If the USCIS has denied previous applications for an L-1, E-2, B or other visa, am I still eligible to apply for the EB-5?

Even if you have been turned down for other available visa classifications, you may still be eligible for an EB-5 Investor Visa. Unless the reasons for rejection are related to immigration fraud or other major problems, previous application rejections will not disqualify the investor from applying for an EB-5 Visa. What is most important is that all U.S. immigration history problems, medical, and criminal history be fully disclosed in advance of the application.

The EB-5 Visa program is an employment-based visa which is intended to promote the flow of assets into the U.S. economy and at the same time to promote the creation of jobs in the United States for legal U.S. residents.

To achieve these goals and so that overseas investors may obtain immigration benefits for having made an investment, the program mandates that the minimum investment foreign investors must contribute is either USD$1,050,000 for a regular EB-5 Investment Visa or USD$800,000 for an EB-5 Regional Center program. In addition, the program mandates that 10 full-time jobs must be created as a result of each investment.

The investor may be entitled to a return on their investment and may be eligible to sell their interest in the investment venture after a period of five (5) years. However, the investment must be “at risk” and is not guaranteed. Additionally, foreign investors and their qualifying family members are offered the prospect (not the guarantee) of Lawful Permanent Residence in the United States.

Let's Talk

Still have questions?
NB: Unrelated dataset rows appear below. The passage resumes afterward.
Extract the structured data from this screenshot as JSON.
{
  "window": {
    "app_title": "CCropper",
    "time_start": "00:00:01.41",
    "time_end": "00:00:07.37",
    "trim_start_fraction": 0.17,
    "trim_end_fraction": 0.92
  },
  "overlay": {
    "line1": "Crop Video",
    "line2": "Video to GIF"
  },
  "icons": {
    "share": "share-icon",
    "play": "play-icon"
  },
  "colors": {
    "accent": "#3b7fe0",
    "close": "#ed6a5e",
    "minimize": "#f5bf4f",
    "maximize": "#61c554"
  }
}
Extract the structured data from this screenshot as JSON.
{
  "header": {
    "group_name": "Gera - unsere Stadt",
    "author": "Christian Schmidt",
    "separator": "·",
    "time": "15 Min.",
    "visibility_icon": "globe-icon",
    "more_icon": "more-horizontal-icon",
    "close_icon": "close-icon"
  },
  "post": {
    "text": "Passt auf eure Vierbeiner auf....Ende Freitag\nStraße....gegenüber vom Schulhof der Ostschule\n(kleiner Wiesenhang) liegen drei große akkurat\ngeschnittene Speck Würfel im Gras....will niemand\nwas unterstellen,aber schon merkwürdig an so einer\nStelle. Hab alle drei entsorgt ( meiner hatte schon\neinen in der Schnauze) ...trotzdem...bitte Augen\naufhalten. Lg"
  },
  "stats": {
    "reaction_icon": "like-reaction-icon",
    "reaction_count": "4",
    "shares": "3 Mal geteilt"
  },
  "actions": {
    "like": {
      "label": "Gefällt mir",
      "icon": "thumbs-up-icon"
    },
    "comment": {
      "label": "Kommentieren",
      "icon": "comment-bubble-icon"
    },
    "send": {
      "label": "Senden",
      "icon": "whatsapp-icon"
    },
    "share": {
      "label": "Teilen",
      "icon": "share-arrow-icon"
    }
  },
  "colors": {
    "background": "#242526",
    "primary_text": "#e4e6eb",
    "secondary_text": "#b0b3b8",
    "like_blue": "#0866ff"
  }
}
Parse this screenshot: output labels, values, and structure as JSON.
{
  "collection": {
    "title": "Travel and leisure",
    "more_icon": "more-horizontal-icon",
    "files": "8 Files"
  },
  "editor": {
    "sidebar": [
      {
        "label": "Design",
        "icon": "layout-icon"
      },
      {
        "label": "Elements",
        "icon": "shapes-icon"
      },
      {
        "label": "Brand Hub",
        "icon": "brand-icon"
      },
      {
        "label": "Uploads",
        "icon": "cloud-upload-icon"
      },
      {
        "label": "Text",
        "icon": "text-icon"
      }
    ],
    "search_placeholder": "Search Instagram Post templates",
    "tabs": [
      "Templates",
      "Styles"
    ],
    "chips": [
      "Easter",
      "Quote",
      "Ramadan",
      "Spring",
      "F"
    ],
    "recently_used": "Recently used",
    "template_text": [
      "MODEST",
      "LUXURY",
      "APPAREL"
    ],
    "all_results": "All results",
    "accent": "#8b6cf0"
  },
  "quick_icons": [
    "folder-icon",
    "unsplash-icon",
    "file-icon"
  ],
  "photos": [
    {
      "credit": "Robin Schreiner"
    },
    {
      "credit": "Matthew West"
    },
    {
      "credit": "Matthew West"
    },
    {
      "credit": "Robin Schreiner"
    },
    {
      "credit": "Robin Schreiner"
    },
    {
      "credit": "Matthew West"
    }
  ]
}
That's ok!

If one of your questions, or current circumstances, were not addressed entirely by the FAQs, simply reach out to a member of our team!

DISCLAIMER: Each person accessing these web pages, by so doing, will be deemed to have acknowledged that: (1) It is not a U.S. person* (within the meaning of Regulation S under the Securities Act) and is located outside of the U.S. (within the meaning of Regulation S under the Securities Act); (2) It understands that any securities described herein (A) have not been and will not be registered under the Securities Act or with any securities regulatory authority of any state or other jurisdiction, and (B) may not be offered, sold, pledged or otherwise transferred in the United States or to U.S. persons unless the securities are registered under the Securities Act, or an exemption from the registration requirements of the Securities Act is available; and (3) hedging transactions involving securities offered and sold in accordance with Regulation S under the Securities Act may not be conducted unless in compliance with the Securities Act.


* As defined Regulation S under the Securities Act, the term “U.S person” means: (1) any natural person resident in the United States; (2) any partnership or corporation organized or incorporated under the laws of the United States; (3) any estate of which any executor or administrator is a U.S. person; (4) any trust of which any trustee is a U.S. person; (5) any agency or branch of a foreign entity located in the United States; (6) any non-discretionary account or similar account (other than an estate or trust) held by a dealer or other fiduciary for the benefit or account of a U.S. person; (7) any discretionary account or similar account (other than an estate or trust) held by a dealer or other fiduciary organized, incorporated, or (if an individual) resident in the United States; and (8) any partnership or corporation if: (A) organized or incorporated under the laws of any foreign jurisdiction; and (B) formed by a U.S. person principally for the purpose of investing in securities not registered under the Securities Act, unless it is organized or incorporated, and owned, by accredited investors (as defined in Rule 501(a) of the Securities Act) who are not natural persons, estates or trusts.

Copyright © 2024 Gulf Coast Regional Investment Center. All rights reserved.
This site is protected by reCAPTCHA. Google’s Privacy Policy & Terms of Service apply.